b. February 1977

Kehinde Wiley posing in front of his artwork
Photograph by Chad Batka

The brushstrokes of African American influence can be found everywhere in the United States.

Yet the lack of actual representation of people of color in Western art is what inspired Los Angeles-born artist Kehinde Wiley to create a catalogue of work that defies the absence of black and brown bodies by powerfully asserting them.

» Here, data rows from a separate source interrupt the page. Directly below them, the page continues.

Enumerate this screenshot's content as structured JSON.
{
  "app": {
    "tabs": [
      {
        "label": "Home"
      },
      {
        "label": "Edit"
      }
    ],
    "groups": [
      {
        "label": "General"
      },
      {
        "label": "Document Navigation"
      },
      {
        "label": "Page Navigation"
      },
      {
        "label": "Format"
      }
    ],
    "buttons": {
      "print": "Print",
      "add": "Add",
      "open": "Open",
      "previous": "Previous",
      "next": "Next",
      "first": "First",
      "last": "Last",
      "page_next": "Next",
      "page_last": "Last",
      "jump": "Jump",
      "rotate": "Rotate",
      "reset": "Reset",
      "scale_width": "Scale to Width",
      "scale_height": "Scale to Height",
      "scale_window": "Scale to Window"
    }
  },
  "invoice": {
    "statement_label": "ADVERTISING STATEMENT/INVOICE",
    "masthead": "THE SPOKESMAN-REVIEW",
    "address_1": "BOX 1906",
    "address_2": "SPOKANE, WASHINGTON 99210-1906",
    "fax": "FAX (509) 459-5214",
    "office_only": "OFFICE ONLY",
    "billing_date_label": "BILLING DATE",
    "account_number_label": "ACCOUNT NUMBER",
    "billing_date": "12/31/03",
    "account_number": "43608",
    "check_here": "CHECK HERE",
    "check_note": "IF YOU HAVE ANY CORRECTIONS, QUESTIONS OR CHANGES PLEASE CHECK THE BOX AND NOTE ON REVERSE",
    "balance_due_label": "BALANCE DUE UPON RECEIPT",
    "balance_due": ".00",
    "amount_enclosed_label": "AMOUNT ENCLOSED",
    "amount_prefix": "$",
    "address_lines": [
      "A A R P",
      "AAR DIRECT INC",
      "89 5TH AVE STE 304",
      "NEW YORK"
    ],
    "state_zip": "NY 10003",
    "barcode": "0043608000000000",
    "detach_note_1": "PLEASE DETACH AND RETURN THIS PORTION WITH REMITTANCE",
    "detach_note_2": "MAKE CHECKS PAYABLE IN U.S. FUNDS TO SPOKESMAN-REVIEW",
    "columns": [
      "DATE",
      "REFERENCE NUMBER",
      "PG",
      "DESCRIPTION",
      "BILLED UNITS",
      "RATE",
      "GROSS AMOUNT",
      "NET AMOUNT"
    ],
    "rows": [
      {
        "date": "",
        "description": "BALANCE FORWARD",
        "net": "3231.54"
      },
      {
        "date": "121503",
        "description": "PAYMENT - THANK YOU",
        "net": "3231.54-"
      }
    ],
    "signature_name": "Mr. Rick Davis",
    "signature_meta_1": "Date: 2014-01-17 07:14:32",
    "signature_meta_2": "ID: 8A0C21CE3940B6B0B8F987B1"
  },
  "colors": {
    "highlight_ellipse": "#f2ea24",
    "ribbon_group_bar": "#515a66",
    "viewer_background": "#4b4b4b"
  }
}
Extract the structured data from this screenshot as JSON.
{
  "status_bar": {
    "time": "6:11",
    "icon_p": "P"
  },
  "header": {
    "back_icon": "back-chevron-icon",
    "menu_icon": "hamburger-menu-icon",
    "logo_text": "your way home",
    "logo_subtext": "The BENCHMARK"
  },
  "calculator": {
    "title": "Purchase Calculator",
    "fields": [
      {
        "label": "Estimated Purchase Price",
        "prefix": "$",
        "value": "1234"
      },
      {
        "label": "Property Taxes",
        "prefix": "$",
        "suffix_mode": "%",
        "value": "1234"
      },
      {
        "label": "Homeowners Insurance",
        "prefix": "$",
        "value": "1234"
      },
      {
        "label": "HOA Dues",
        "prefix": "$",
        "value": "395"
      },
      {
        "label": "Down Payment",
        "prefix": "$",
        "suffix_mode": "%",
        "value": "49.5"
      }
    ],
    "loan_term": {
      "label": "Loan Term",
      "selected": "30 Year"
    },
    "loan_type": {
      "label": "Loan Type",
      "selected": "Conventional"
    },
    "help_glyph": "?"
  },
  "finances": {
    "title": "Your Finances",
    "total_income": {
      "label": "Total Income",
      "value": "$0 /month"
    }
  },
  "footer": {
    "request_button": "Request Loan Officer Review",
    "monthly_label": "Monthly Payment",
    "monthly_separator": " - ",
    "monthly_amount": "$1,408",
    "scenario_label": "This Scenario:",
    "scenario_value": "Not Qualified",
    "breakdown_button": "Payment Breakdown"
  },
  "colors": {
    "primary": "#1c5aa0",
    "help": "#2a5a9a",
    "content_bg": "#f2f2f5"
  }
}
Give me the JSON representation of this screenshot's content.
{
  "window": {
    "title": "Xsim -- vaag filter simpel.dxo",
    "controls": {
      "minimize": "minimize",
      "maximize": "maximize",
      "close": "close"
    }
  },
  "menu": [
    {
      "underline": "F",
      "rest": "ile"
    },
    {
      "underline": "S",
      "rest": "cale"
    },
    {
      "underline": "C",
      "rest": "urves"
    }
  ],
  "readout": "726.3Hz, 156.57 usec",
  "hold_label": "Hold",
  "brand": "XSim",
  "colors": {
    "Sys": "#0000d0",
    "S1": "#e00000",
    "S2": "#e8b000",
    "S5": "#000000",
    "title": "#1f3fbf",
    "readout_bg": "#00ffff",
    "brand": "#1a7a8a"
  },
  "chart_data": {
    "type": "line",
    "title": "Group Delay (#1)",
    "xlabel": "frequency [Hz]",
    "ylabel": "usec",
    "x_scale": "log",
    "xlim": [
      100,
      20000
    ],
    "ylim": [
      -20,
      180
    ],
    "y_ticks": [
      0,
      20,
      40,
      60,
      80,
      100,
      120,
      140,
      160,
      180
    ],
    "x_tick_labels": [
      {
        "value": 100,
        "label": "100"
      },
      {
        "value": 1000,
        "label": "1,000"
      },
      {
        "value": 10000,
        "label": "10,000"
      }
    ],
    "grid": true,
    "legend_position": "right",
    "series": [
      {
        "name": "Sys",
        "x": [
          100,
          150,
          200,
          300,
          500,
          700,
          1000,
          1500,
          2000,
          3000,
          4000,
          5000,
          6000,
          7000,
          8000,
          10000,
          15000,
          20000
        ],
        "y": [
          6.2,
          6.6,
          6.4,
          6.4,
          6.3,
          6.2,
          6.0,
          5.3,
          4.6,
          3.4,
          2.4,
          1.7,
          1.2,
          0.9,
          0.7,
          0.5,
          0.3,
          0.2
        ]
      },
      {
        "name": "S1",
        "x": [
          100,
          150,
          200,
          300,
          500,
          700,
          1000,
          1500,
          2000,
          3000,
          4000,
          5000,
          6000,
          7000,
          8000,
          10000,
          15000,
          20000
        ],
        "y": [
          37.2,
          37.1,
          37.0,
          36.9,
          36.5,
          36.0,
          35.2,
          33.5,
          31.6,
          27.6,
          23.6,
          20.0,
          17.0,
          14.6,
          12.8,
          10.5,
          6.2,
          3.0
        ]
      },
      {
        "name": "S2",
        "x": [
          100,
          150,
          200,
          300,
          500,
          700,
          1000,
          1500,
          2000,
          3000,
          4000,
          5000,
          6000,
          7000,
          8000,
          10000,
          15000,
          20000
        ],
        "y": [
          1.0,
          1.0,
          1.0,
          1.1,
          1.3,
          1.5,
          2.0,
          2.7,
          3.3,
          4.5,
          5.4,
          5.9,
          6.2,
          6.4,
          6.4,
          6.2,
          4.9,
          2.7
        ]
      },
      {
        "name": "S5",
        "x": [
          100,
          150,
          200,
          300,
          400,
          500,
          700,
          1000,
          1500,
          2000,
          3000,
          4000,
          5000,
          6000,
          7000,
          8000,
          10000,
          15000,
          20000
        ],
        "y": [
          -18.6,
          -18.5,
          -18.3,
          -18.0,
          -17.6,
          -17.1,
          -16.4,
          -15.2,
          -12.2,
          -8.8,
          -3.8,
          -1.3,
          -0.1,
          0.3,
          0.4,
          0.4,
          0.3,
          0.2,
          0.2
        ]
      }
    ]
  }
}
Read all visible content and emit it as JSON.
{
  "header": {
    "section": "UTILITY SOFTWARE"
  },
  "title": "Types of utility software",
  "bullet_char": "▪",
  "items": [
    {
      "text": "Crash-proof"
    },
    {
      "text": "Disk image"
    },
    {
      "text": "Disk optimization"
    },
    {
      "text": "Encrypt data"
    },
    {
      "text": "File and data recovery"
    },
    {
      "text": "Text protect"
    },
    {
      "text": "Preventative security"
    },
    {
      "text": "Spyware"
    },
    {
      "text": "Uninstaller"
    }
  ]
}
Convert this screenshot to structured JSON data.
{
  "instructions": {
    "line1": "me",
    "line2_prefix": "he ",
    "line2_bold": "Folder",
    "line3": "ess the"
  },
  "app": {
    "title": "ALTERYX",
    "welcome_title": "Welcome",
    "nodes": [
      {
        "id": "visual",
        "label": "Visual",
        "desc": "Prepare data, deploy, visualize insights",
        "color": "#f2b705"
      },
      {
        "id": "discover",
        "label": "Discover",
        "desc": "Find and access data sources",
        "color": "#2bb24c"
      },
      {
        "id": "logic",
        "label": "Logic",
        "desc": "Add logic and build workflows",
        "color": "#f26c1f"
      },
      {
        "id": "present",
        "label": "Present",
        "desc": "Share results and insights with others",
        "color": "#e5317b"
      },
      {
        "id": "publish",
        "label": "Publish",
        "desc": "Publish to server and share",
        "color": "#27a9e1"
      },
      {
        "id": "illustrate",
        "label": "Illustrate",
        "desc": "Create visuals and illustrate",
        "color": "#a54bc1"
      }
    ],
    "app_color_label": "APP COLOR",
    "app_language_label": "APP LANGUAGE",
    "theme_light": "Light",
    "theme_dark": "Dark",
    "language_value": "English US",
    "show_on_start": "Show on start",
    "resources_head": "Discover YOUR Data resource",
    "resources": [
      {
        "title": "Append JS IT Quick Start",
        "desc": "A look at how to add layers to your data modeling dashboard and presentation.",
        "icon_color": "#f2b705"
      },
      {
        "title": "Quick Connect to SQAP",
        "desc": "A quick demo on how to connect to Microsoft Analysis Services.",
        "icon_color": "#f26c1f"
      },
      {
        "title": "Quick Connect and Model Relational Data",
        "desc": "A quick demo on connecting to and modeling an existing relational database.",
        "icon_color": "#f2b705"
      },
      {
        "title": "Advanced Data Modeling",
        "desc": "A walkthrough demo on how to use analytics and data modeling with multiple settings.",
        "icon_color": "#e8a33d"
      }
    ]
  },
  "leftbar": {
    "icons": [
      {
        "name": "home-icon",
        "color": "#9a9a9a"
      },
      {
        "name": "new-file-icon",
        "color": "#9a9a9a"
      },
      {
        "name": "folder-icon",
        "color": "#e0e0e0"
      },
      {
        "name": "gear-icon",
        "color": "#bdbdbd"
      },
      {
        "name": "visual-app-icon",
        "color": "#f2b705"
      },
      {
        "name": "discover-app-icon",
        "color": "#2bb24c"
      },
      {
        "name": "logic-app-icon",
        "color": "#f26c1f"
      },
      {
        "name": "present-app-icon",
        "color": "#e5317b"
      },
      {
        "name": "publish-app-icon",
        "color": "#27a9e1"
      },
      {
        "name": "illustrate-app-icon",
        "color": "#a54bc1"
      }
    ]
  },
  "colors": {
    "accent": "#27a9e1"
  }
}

Wiley’s early photo-realistic paintings of men set against floral backgrounds created portraiture that reimagined the ties between tradition and modernism while presenting young black males in groundbreaking imagery. After earning an MFA at Yale, Wiley became an artist-in-residence at the Studio Museum in Harlem. Soon he created landmark works, like his 2005 series of Hip-Hop icons; 2007’s “The World Stage;” special projects commissioned by the likes of Michael Jackson; and the official presidential portrait of former United States President Barack Obama. The bold authenticity and brilliance of Kehinde Wiley’s style has challenged the old paradigms of Western art forms. His influence has altered the landscape of art and affirmed the importance of the black presence in it.


Devan Shimoyama